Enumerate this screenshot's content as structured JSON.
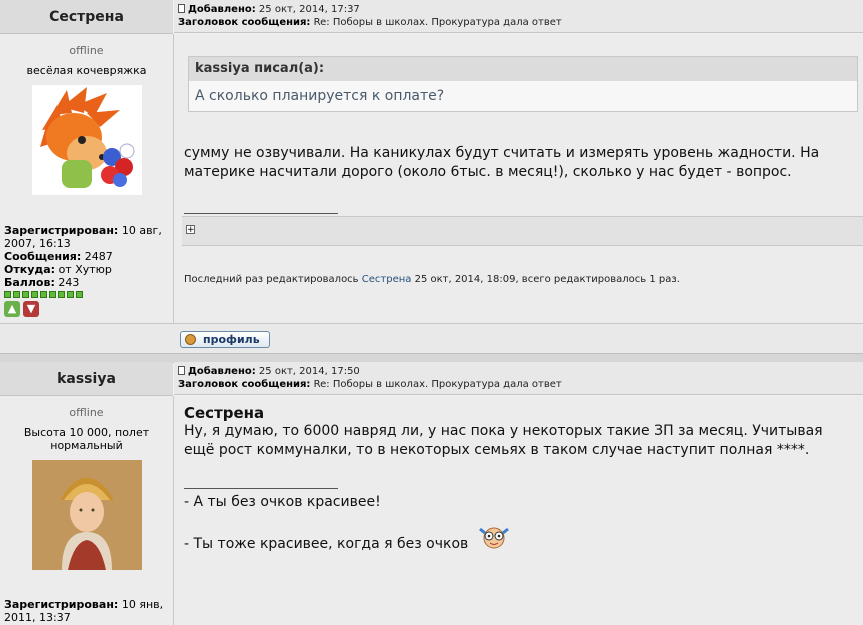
{
  "post1": {
    "author": "Сестрена",
    "status": "offline",
    "rank": "весёлая кочевряжка",
    "avatar_icon": "hedgehog-with-flowers-avatar",
    "registered_label": "Зарегистрирован:",
    "registered_value": "10 авг, 2007, 16:13",
    "messages_label": "Сообщения:",
    "messages_value": "2487",
    "from_label": "Откуда:",
    "from_value": "от Хутюр",
    "points_label": "Баллов:",
    "points_value": "243",
    "reputation_level": 9,
    "added_label": "Добавлено:",
    "added_value": "25 окт, 2014, 17:37",
    "subject_label": "Заголовок сообщения:",
    "subject_value": "Re: Поборы в школах. Прокуратура дала ответ",
    "quote_author": "kassiya писал(а):",
    "quote_text": "А сколько планируется к оплате?",
    "message": "сумму не озвучивали. На каникулах будут считать и измерять уровень жадности. На материке насчитали дорого (около 6тыс. в месяц!), сколько у нас будет - вопрос.",
    "signature_line": "_________________",
    "signature_toggle": "+",
    "edited_prefix": "Последний раз редактировалось",
    "edited_user": "Сестрена",
    "edited_suffix": "25 окт, 2014, 18:09, всего редактировалось 1 раз.",
    "profile_button": "профиль"
  },
  "post2": {
    "author": "kassiya",
    "status": "offline",
    "rank": "Высота 10 000, полет нормальный",
    "avatar_icon": "woman-in-kokoshnik-avatar",
    "registered_label": "Зарегистрирован:",
    "registered_value": "10 янв, 2011, 13:37",
    "added_label": "Добавлено:",
    "added_value": "25 окт, 2014, 17:50",
    "subject_label": "Заголовок сообщения:",
    "subject_value": "Re: Поборы в школах. Прокуратура дала ответ",
    "reply_to": "Сестрена",
    "message": "Ну, я думаю, то 6000 навряд ли, у нас пока у некоторых такие ЗП за месяц. Учитывая ещё рост коммуналки, то в некоторых семьях в таком случае наступит полная ****.",
    "signature_line": "_________________",
    "sig1": "- А ты без очков красивее!",
    "sig2": "- Ты тоже красивее, когда я без очков",
    "smiley_icon": "glasses-smiley-icon"
  },
  "colors": {
    "link": "#24507a",
    "reputation_bar": "#5fba3a",
    "rate_up": "#6ab04c",
    "rate_down": "#b43a3a"
  }
}
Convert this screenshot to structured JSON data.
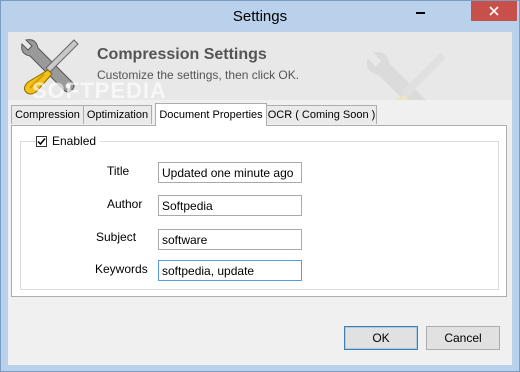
{
  "window": {
    "title": "Settings"
  },
  "header": {
    "title": "Compression Settings",
    "subtitle": "Customize the settings, then click OK.",
    "watermark": "SOFTPEDIA"
  },
  "tabs": [
    {
      "label": "Compression",
      "active": false
    },
    {
      "label": "Optimization",
      "active": false
    },
    {
      "label": "Document Properties",
      "active": true
    },
    {
      "label": "OCR ( Coming Soon )",
      "active": false
    }
  ],
  "document_properties": {
    "enabled_label": "Enabled",
    "enabled_checked": true,
    "fields": {
      "title": {
        "label": "Title",
        "value": "Updated one minute ago"
      },
      "author": {
        "label": "Author",
        "value": "Softpedia"
      },
      "subject": {
        "label": "Subject",
        "value": "software"
      },
      "keywords": {
        "label": "Keywords",
        "value": "softpedia, update"
      }
    }
  },
  "buttons": {
    "ok": "OK",
    "cancel": "Cancel"
  },
  "icons": {
    "minimize": "minimize-icon",
    "close": "close-icon",
    "tools": "tools-icon",
    "checkmark": "checkmark-icon"
  },
  "colors": {
    "close_button": "#c7504a",
    "title_bar": "#b9d1ea",
    "focus_border": "#569de5"
  }
}
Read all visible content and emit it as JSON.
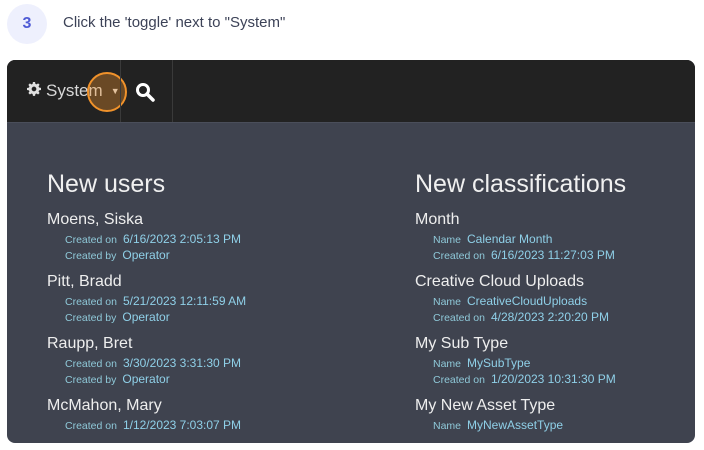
{
  "step": {
    "number": "3",
    "instruction": "Click the 'toggle' next to \"System\""
  },
  "topbar": {
    "menu_label": "System"
  },
  "users": {
    "title": "New users",
    "items": [
      {
        "name": "Moens, Siska",
        "rows": [
          {
            "label": "Created on",
            "value": "6/16/2023 2:05:13 PM"
          },
          {
            "label": "Created by",
            "value": "Operator"
          }
        ]
      },
      {
        "name": "Pitt, Bradd",
        "rows": [
          {
            "label": "Created on",
            "value": "5/21/2023 12:11:59 AM"
          },
          {
            "label": "Created by",
            "value": "Operator"
          }
        ]
      },
      {
        "name": "Raupp, Bret",
        "rows": [
          {
            "label": "Created on",
            "value": "3/30/2023 3:31:30 PM"
          },
          {
            "label": "Created by",
            "value": "Operator"
          }
        ]
      },
      {
        "name": "McMahon, Mary",
        "rows": [
          {
            "label": "Created on",
            "value": "1/12/2023 7:03:07 PM"
          }
        ]
      }
    ]
  },
  "classifications": {
    "title": "New classifications",
    "items": [
      {
        "name": "Month",
        "rows": [
          {
            "label": "Name",
            "value": "Calendar Month"
          },
          {
            "label": "Created on",
            "value": "6/16/2023 11:27:03 PM"
          }
        ]
      },
      {
        "name": "Creative Cloud Uploads",
        "rows": [
          {
            "label": "Name",
            "value": "CreativeCloudUploads"
          },
          {
            "label": "Created on",
            "value": "4/28/2023 2:20:20 PM"
          }
        ]
      },
      {
        "name": "My Sub Type",
        "rows": [
          {
            "label": "Name",
            "value": "MySubType"
          },
          {
            "label": "Created on",
            "value": "1/20/2023 10:31:30 PM"
          }
        ]
      },
      {
        "name": "My New Asset Type",
        "rows": [
          {
            "label": "Name",
            "value": "MyNewAssetType"
          }
        ]
      }
    ]
  }
}
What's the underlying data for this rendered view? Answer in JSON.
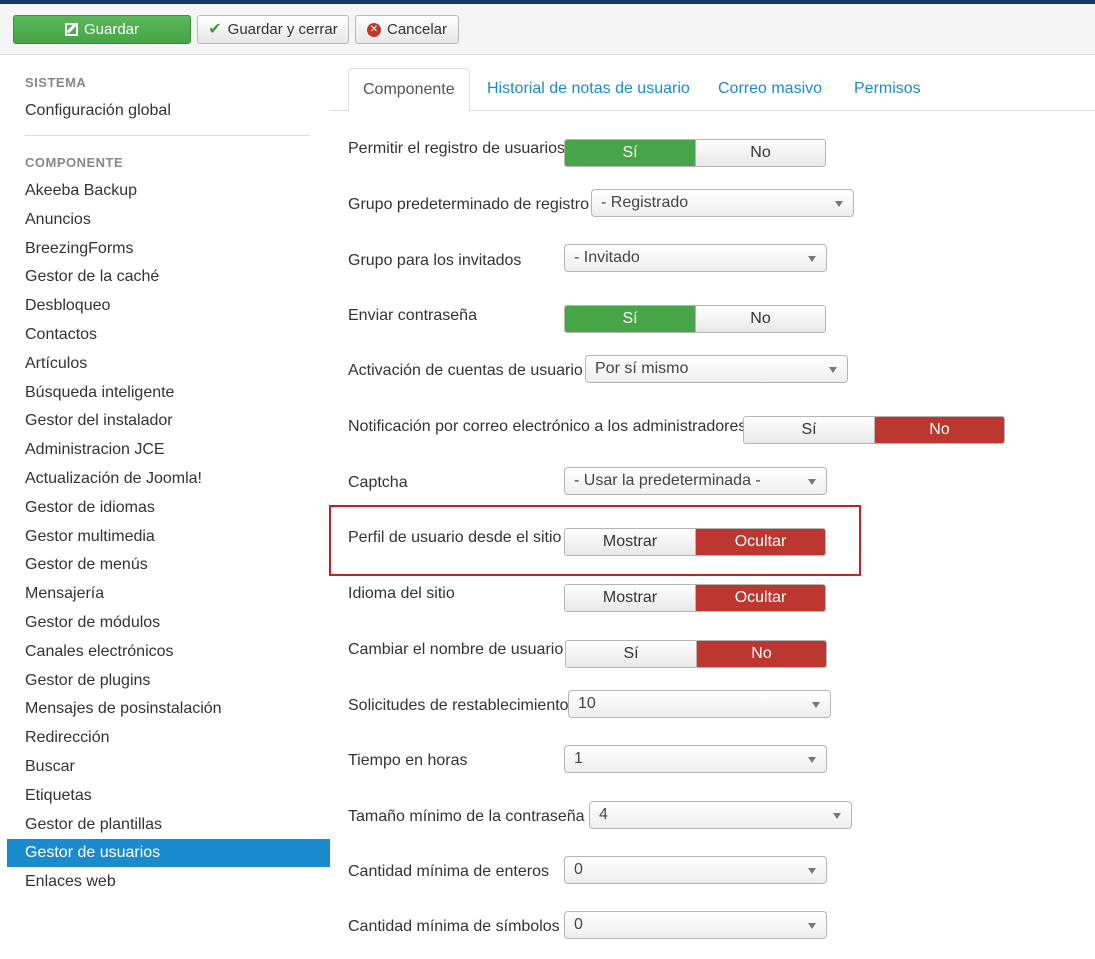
{
  "toolbar": {
    "save_label": "Guardar",
    "save_close_label": "Guardar y cerrar",
    "cancel_label": "Cancelar"
  },
  "sidebar": {
    "system_heading": "SISTEMA",
    "global_config": "Configuración global",
    "component_heading": "COMPONENTE",
    "items": [
      "Akeeba Backup",
      "Anuncios",
      "BreezingForms",
      "Gestor de la caché",
      "Desbloqueo",
      "Contactos",
      "Artículos",
      "Búsqueda inteligente",
      "Gestor del instalador",
      "Administracion JCE",
      "Actualización de Joomla!",
      "Gestor de idiomas",
      "Gestor multimedia",
      "Gestor de menús",
      "Mensajería",
      "Gestor de módulos",
      "Canales electrónicos",
      "Gestor de plugins",
      "Mensajes de posinstalación",
      "Redirección",
      "Buscar",
      "Etiquetas",
      "Gestor de plantillas",
      "Gestor de usuarios",
      "Enlaces web"
    ],
    "active_item": "Gestor de usuarios"
  },
  "tabs": [
    "Componente",
    "Historial de notas de usuario",
    "Correo masivo",
    "Permisos"
  ],
  "active_tab": "Componente",
  "colors": {
    "accent": "#1a8cce",
    "green": "#46a546",
    "red": "#bd362f",
    "highlight_border": "#c8202a"
  },
  "fields": [
    {
      "label": "Permitir el registro de usuarios",
      "type": "toggle",
      "options": [
        "Sí",
        "No"
      ],
      "selected": "Sí"
    },
    {
      "label": "Grupo predeterminado de registro",
      "type": "select",
      "value": "- Registrado"
    },
    {
      "label": "Grupo para los invitados",
      "type": "select",
      "value": "- Invitado"
    },
    {
      "label": "Enviar contraseña",
      "type": "toggle",
      "options": [
        "Sí",
        "No"
      ],
      "selected": "Sí"
    },
    {
      "label": "Activación de cuentas de usuario",
      "type": "select",
      "value": "Por sí mismo"
    },
    {
      "label": "Notificación por correo electrónico a los administradores",
      "type": "toggle",
      "options": [
        "Sí",
        "No"
      ],
      "selected": "No"
    },
    {
      "label": "Captcha",
      "type": "select",
      "value": "- Usar la predeterminada -"
    },
    {
      "label": "Perfil de usuario desde el sitio",
      "type": "toggle",
      "options": [
        "Mostrar",
        "Ocultar"
      ],
      "selected": "Ocultar"
    },
    {
      "label": "Idioma del sitio",
      "type": "toggle",
      "options": [
        "Mostrar",
        "Ocultar"
      ],
      "selected": "Ocultar"
    },
    {
      "label": "Cambiar el nombre de usuario",
      "type": "toggle",
      "options": [
        "Sí",
        "No"
      ],
      "selected": "No"
    },
    {
      "label": "Solicitudes de restablecimiento",
      "type": "select",
      "value": "10"
    },
    {
      "label": "Tiempo en horas",
      "type": "select",
      "value": "1"
    },
    {
      "label": "Tamaño mínimo de la contraseña",
      "type": "select",
      "value": "4"
    },
    {
      "label": "Cantidad mínima de enteros",
      "type": "select",
      "value": "0"
    },
    {
      "label": "Cantidad mínima de símbolos",
      "type": "select",
      "value": "0"
    }
  ]
}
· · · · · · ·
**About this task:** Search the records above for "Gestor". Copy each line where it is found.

**Solution to this problem:**
      "Gestor de la caché",
      "Gestor del instalador",
      "Gestor de idiomas",
      "Gestor multimedia",
      "Gestor de menús",
      "Gestor de módulos",
      "Gestor de plugins",
      "Gestor de plantillas",
      "Gestor de usuarios",
    "active_item": "Gestor de usuarios"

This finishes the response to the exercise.